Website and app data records
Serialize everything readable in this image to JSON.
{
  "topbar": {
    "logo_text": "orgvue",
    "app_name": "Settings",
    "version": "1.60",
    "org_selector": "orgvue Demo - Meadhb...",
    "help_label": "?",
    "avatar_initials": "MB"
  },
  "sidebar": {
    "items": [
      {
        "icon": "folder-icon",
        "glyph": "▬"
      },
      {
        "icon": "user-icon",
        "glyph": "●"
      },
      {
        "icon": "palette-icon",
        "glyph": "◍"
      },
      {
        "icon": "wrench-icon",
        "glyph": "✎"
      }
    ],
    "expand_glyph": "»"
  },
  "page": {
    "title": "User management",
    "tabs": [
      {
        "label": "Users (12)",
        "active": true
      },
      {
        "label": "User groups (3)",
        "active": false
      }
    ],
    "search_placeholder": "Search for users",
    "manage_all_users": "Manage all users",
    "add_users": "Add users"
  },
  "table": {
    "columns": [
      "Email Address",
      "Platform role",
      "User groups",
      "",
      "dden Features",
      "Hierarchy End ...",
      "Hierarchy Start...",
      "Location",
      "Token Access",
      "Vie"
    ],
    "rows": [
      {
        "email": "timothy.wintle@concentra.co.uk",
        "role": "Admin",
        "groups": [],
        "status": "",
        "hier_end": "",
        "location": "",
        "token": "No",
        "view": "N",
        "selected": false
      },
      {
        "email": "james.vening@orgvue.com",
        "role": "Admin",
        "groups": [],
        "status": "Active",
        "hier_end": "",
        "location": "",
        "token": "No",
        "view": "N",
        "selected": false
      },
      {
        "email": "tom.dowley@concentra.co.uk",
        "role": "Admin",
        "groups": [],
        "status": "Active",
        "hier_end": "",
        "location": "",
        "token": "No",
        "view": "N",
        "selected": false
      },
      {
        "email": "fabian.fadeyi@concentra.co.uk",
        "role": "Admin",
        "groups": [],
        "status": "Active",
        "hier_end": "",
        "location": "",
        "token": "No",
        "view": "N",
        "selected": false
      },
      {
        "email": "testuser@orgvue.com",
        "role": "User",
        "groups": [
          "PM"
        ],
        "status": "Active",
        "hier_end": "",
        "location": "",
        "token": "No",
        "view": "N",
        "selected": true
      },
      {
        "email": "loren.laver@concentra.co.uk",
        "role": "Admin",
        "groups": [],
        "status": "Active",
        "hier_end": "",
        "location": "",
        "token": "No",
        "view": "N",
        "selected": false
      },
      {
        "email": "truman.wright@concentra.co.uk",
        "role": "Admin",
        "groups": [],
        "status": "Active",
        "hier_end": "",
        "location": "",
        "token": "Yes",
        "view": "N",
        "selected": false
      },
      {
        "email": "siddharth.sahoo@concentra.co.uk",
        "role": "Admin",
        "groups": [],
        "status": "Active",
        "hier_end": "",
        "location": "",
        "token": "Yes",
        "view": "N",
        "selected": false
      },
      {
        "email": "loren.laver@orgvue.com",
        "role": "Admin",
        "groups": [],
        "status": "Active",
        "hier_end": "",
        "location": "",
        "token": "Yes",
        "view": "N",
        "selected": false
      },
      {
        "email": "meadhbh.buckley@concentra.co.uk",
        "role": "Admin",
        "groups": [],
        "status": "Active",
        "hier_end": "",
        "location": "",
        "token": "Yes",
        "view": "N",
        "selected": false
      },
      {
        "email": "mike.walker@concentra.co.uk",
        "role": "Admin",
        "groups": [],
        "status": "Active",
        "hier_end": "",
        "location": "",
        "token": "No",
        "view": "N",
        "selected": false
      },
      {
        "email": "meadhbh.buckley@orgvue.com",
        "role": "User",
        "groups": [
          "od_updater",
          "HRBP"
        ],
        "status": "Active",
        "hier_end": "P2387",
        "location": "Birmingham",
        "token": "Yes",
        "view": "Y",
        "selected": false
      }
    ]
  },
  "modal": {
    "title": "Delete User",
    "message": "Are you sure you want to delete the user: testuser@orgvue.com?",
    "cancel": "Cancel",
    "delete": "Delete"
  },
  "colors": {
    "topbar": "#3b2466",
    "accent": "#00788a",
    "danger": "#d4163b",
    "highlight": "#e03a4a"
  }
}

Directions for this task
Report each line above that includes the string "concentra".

Exercise solution
        "email": "timothy.wintle@concentra.co.uk",
        "email": "tom.dowley@concentra.co.uk",
        "email": "fabian.fadeyi@concentra.co.uk",
        "email": "loren.laver@concentra.co.uk",
        "email": "truman.wright@concentra.co.uk",
        "email": "siddharth.sahoo@concentra.co.uk",
        "email": "meadhbh.buckley@concentra.co.uk",
        "email": "mike.walker@concentra.co.uk",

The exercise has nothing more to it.